= Beginning of Section =

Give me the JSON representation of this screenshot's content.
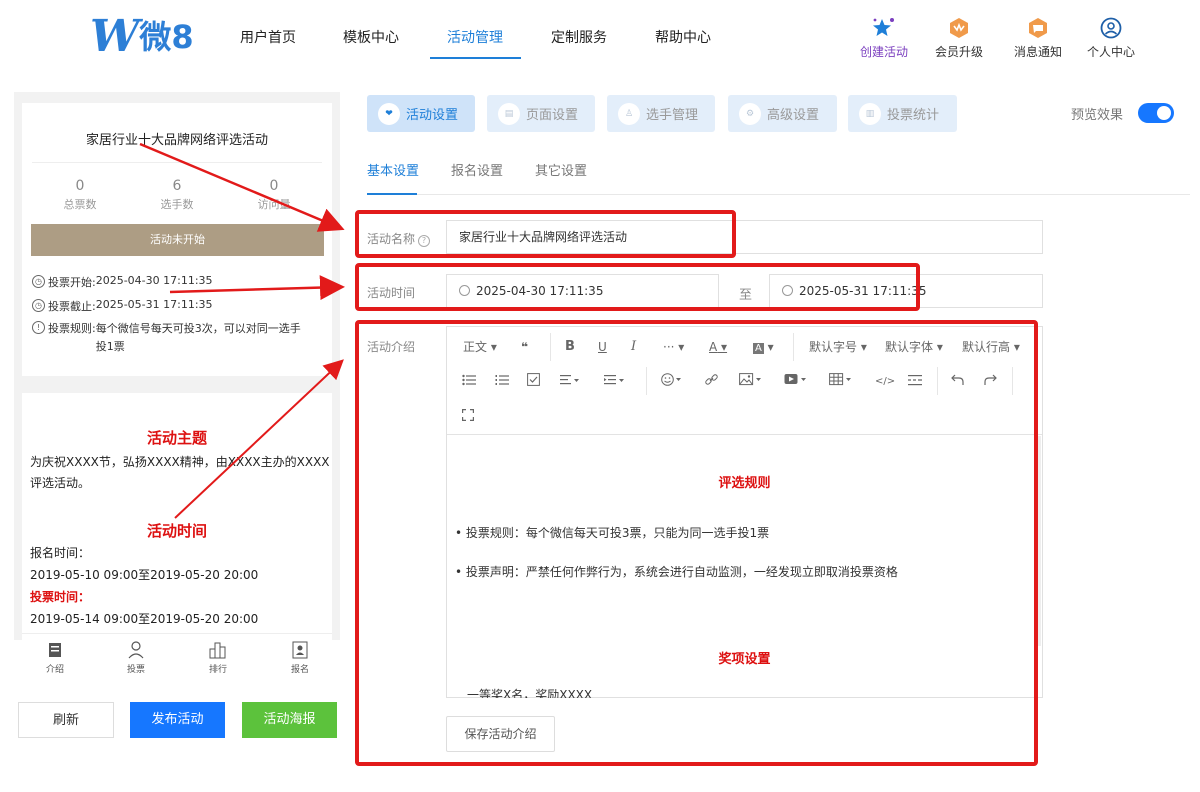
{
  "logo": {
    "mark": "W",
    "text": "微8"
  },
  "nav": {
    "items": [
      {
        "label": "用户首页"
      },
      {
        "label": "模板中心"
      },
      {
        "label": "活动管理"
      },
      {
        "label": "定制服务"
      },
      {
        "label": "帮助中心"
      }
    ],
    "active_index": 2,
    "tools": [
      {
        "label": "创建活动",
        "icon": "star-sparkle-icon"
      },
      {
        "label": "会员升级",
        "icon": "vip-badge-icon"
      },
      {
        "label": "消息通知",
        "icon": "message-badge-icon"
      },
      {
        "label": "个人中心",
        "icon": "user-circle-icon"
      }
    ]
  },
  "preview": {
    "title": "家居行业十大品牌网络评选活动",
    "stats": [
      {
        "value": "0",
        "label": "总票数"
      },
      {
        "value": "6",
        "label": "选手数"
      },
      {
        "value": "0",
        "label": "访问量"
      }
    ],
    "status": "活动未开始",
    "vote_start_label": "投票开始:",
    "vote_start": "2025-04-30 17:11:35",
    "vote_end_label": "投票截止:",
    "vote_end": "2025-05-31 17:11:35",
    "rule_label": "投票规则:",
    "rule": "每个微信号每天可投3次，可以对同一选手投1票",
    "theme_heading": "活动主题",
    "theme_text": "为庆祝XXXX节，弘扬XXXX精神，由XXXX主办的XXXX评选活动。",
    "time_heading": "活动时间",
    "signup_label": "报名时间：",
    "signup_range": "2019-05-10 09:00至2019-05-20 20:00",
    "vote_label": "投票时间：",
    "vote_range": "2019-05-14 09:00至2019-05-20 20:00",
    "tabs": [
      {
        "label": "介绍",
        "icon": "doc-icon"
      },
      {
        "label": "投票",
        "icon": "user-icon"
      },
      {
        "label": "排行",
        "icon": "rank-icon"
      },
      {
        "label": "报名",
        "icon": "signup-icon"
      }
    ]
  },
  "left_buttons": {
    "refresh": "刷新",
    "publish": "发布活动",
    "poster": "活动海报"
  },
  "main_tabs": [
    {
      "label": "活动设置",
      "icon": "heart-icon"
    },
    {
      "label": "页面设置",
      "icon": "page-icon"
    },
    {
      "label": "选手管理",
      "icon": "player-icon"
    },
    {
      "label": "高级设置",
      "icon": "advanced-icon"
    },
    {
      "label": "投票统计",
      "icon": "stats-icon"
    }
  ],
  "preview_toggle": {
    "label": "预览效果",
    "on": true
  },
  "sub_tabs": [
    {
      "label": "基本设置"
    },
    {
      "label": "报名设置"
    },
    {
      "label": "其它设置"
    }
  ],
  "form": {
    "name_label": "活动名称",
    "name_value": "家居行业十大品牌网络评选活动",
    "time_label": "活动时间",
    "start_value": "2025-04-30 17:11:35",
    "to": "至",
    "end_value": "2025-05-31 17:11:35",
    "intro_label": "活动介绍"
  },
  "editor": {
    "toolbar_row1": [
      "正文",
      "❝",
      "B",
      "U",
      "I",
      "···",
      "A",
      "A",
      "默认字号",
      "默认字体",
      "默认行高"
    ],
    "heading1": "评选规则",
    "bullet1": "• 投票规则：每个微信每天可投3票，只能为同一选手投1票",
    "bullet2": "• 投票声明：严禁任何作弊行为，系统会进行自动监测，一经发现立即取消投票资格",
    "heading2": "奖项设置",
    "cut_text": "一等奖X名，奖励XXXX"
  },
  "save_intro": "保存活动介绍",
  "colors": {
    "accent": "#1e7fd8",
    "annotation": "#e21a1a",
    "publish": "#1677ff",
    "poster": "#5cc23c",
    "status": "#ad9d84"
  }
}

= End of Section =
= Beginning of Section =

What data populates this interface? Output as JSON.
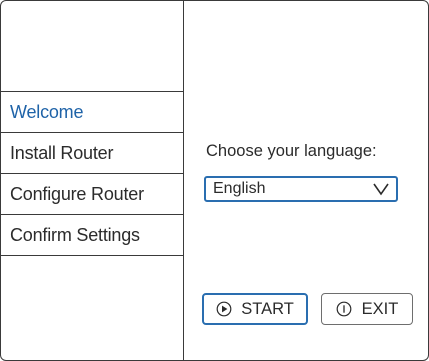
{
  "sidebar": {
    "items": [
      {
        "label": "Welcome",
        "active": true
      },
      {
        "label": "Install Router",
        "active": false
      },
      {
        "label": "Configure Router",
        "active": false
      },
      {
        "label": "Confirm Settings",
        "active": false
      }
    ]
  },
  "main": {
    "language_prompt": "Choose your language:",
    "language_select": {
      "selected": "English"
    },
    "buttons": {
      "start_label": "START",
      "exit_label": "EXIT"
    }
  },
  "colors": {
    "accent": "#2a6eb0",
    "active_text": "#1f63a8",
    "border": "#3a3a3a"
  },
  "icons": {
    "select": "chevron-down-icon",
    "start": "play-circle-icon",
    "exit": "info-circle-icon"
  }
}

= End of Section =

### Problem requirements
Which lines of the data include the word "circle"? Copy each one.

### Solution for this task
        "icon": "user-circle-icon"
    "start": "play-circle-icon",
    "exit": "info-circle-icon"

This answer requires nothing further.